In contrast to the Rabbit Pyrogen Test, the MAT measures the human immune response, rather than that of a laboratory animal. The assay is therefore capable of detecting all types of pyrogens that are relevant to humans. The MAT can also be used for complex pharmaceutical products like blood- or cell-derived products, biologicals and vaccines. And, thanks to this “petri dish” test, injectable medicines can now be tested for safety without the use of rabbits. Worldwide, 400,000 rabbits are used for this test every year and put down afterwards. Each donation of human blood used for the MAT can save up to 500 rabbit lives.
How are MAT kits produced and distributed?
The immune cells used in the MAT are obtained from human blood donations. The donors arrive at Sanquin in the early morning to voluntarily donate blood for this purpose. That same day, Sanquin purifies the immune cells (monocytes) from the donations and preserves them by means of freezing. After extensive quality control, the cells are ready and used to perform the MAT in-house or shipped (on dry ice) to customers.
What are its real-world applications?
Since 2017, pharmaceutical companies in the EU are obliged to use the MAT as an alternative to the Rabbit Pyrogen Test for new medicines or existing medicines where the production process has changed. More recently, the European Pharmacopoeia Commission has decided to completely replace the Rabbit Pyrogen Test within the next five years. Sanquin provides an all-encompassing solution for this test in the form of test kits, test services, consultancy and support. Current customers include pharmaceutical companies from the world top 5 as well as smaller scale enterprises. The type of products being tested by Sanquin include blood-derived pharmaceuticals, biologicals and vaccines, from the experimental phase of development to established drugs on the market (routine drug release testing).
Sanquin released its first MAT kit in 2017, and now a new version will be launched. What is the difference between them?
The MAT kit launched in 2017 was developed using fetal bovine serum (FBS). This animal-derived product is traditionally used to support the growth of cells in the lab.
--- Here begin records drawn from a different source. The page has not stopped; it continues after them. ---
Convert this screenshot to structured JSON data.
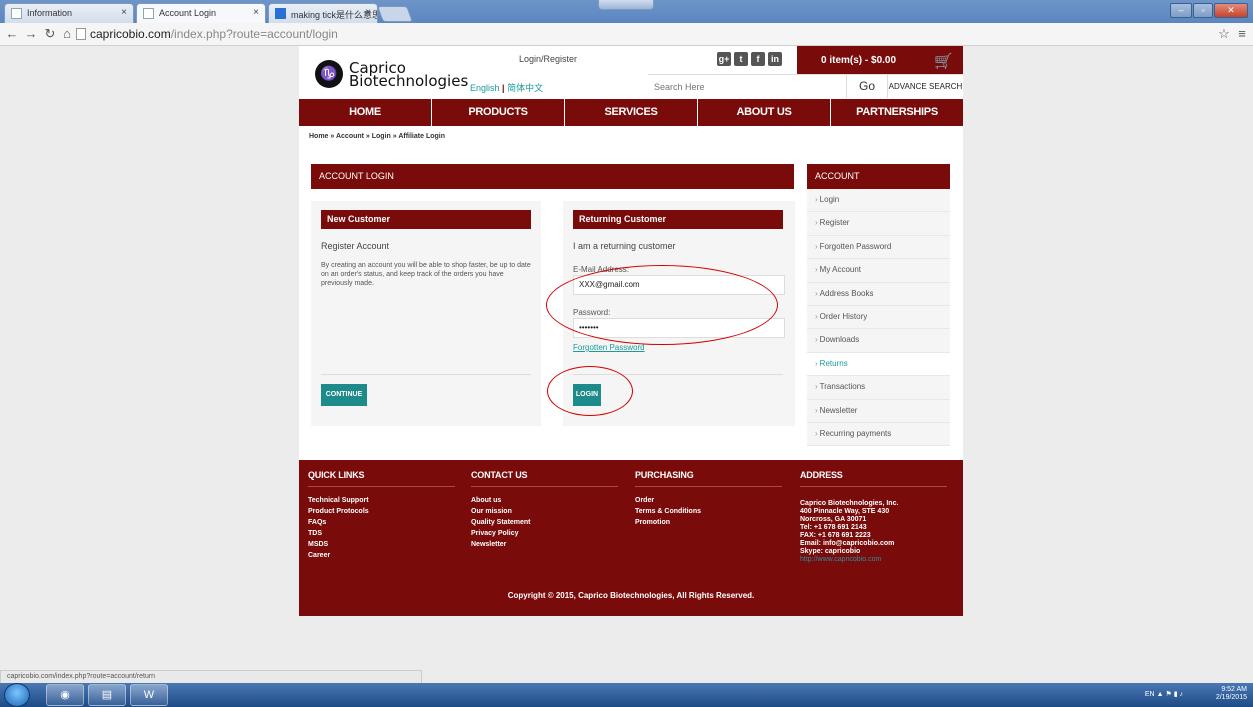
{
  "browser": {
    "tabs": [
      {
        "title": "Information",
        "active": false
      },
      {
        "title": "Account Login",
        "active": true
      },
      {
        "title": "making tick是什么意思_",
        "active": false
      }
    ],
    "tab_close": "×",
    "url_host": "capricobio.com",
    "url_path": "/index.php?route=account/login",
    "status_url": "capricobio.com/index.php?route=account/return"
  },
  "header": {
    "brand_line1": "Caprico",
    "brand_line2": "Biotechnologies",
    "logo_glyph": "♑",
    "login_register": "Login/Register",
    "lang_english": "English",
    "lang_chinese": "简体中文",
    "cart": "0 item(s) - $0.00",
    "search_placeholder": "Search Here",
    "go": "Go",
    "advance_search": "ADVANCE SEARCH",
    "social": [
      "g+",
      "t",
      "f",
      "in"
    ]
  },
  "nav": [
    "HOME",
    "PRODUCTS",
    "SERVICES",
    "ABOUT US",
    "PARTNERSHIPS"
  ],
  "breadcrumb": "Home » Account » Login » Affiliate Login",
  "account_login": {
    "title": "ACCOUNT LOGIN",
    "new_customer": {
      "heading": "New Customer",
      "subtitle": "Register Account",
      "text": "By creating an account you will be able to shop faster, be up to date on an order's status, and keep track of the orders you have previously made.",
      "button": "CONTINUE"
    },
    "returning_customer": {
      "heading": "Returning Customer",
      "subtitle": "I am a returning customer",
      "email_label": "E-Mail Address:",
      "email_value": "XXX@gmail.com",
      "password_label": "Password:",
      "password_value": "•••••••",
      "forgot": "Forgotten Password",
      "button": "LOGIN"
    }
  },
  "sidebar": {
    "title": "ACCOUNT",
    "items": [
      {
        "label": "Login",
        "active": false
      },
      {
        "label": "Register",
        "active": false
      },
      {
        "label": "Forgotten Password",
        "active": false
      },
      {
        "label": "My Account",
        "active": false
      },
      {
        "label": "Address Books",
        "active": false
      },
      {
        "label": "Order History",
        "active": false
      },
      {
        "label": "Downloads",
        "active": false
      },
      {
        "label": "Returns",
        "active": true
      },
      {
        "label": "Transactions",
        "active": false
      },
      {
        "label": "Newsletter",
        "active": false
      },
      {
        "label": "Recurring payments",
        "active": false
      }
    ]
  },
  "footer": {
    "columns": [
      {
        "heading": "QUICK LINKS",
        "links": [
          "Technical Support",
          "Product Protocols",
          "FAQs",
          "TDS",
          "MSDS",
          "Career"
        ]
      },
      {
        "heading": "CONTACT US",
        "links": [
          "About us",
          "Our mission",
          "Quality Statement",
          "Privacy Policy",
          "Newsletter"
        ]
      },
      {
        "heading": "PURCHASING",
        "links": [
          "Order",
          "Terms & Conditions",
          "Promotion"
        ]
      },
      {
        "heading": "ADDRESS",
        "lines": [
          "Caprico Biotechnologies, Inc.",
          "400 Pinnacle Way, STE 430",
          "Norcross, GA 30071",
          "Tel: +1 678 691 2143",
          "FAX: +1 678 691 2223",
          "Email: info@capricobio.com",
          "Skype: capricobio"
        ],
        "url": "http://www.capricobio.com"
      }
    ],
    "copyright": "Copyright © 2015, Caprico Biotechnologies, All Rights Reserved."
  },
  "taskbar": {
    "lang": "EN",
    "time": "9:52 AM",
    "date": "2/19/2015"
  },
  "colors": {
    "brand_red": "#7a0b0b",
    "teal": "#1e8b8b",
    "annotation_red": "#d40000"
  }
}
In the new kit this component has been replaced by human serum, which, similar to the immune cells, is also obtained from blood donation. The use of human serum not only further reduces the use of animal-derived components, the assay also becomes more sensitive to an important group of fever-inducing substances.
How successful have the kits and services been so far?
There is increasing interest in the MAT, in part driven by regulatory requirements but also driven by increased awareness of its safety and by the fact that the test does not require the use of laboratory animals. To allow for a world-wide distribution of the MAT kits, Sanquin has formed a strategic partnership in 2020 with the biotech company Lonza in 2020. In terms of providing the MAT as a test service, Sanquin is building a strong customer base, which includes major pharmaceutical companies, biotech companies and contract manufacturing organisations.
What makes Amsterdam a good place for this kind of innovation?
The Amsterdam region offers an excellent ecosystem for innovation and cooperation. The Dutch capital finds itself in close proximity to the Amsterdam Airport Schiphol, several railway stations and relevant agencies such as the European Medicines Agency, as well as universities and life science institutes and is a well-loved city in which to reside.
The Amsterdam municipality promotes cooperation between knowledge institutes and industry and invests in profiling of the Amsterdam metropole as a knowledge intensive region. Recently, the New West Health & Innovation District (HID), founded by Sanquin and located on its premises, was granted a €500,000 subsidy to expand office and laboratory space to house startups in the field of blood, immunology, haematology or cancer.